(Data records for software interfaces)
Start of Block

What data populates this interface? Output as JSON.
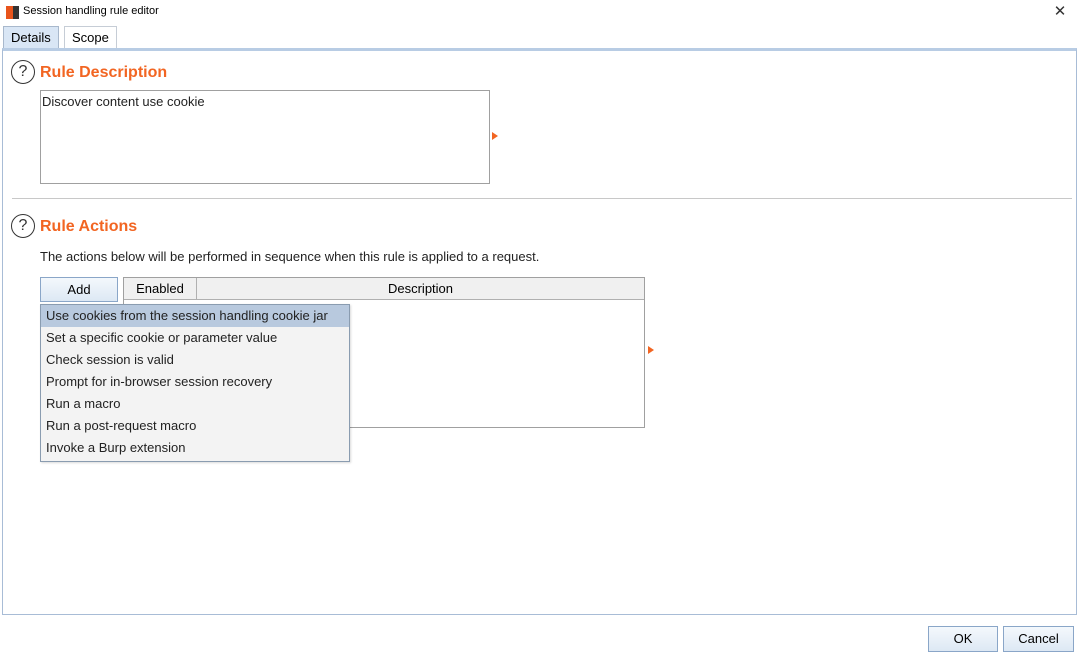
{
  "window": {
    "title": "Session handling rule editor",
    "close_glyph": "✕"
  },
  "tabs": [
    {
      "label": "Details",
      "active": true
    },
    {
      "label": "Scope",
      "active": false
    }
  ],
  "rule_description": {
    "title": "Rule Description",
    "help_glyph": "?",
    "value": "Discover content use cookie"
  },
  "rule_actions": {
    "title": "Rule Actions",
    "help_glyph": "?",
    "description": "The actions below will be performed in sequence when this rule is applied to a request.",
    "add_label": "Add",
    "table": {
      "columns": [
        "Enabled",
        "Description"
      ],
      "rows": []
    },
    "add_menu": {
      "items": [
        {
          "label": "Use cookies from the session handling cookie jar",
          "selected": true
        },
        {
          "label": "Set a specific cookie or parameter value",
          "selected": false
        },
        {
          "label": "Check session is valid",
          "selected": false
        },
        {
          "label": "Prompt for in-browser session recovery",
          "selected": false
        },
        {
          "label": "Run a macro",
          "selected": false
        },
        {
          "label": "Run a post-request macro",
          "selected": false
        },
        {
          "label": "Invoke a Burp extension",
          "selected": false
        }
      ]
    }
  },
  "footer": {
    "ok_label": "OK",
    "cancel_label": "Cancel"
  },
  "colors": {
    "accent": "#f26522",
    "selection": "#b8c9de",
    "active_tab": "#d9e6f5"
  }
}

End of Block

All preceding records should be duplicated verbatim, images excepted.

What data populates this interface? Output as JSON.
{
  "window": {
    "title": "Session handling rule editor",
    "close_glyph": "✕"
  },
  "tabs": [
    {
      "label": "Details",
      "active": true
    },
    {
      "label": "Scope",
      "active": false
    }
  ],
  "rule_description": {
    "title": "Rule Description",
    "help_glyph": "?",
    "value": "Discover content use cookie"
  },
  "rule_actions": {
    "title": "Rule Actions",
    "help_glyph": "?",
    "description": "The actions below will be performed in sequence when this rule is applied to a request.",
    "add_label": "Add",
    "table": {
      "columns": [
        "Enabled",
        "Description"
      ],
      "rows": []
    },
    "add_menu": {
      "items": [
        {
          "label": "Use cookies from the session handling cookie jar",
          "selected": true
        },
        {
          "label": "Set a specific cookie or parameter value",
          "selected": false
        },
        {
          "label": "Check session is valid",
          "selected": false
        },
        {
          "label": "Prompt for in-browser session recovery",
          "selected": false
        },
        {
          "label": "Run a macro",
          "selected": false
        },
        {
          "label": "Run a post-request macro",
          "selected": false
        },
        {
          "label": "Invoke a Burp extension",
          "selected": false
        }
      ]
    }
  },
  "footer": {
    "ok_label": "OK",
    "cancel_label": "Cancel"
  },
  "colors": {
    "accent": "#f26522",
    "selection": "#b8c9de",
    "active_tab": "#d9e6f5"
  }
}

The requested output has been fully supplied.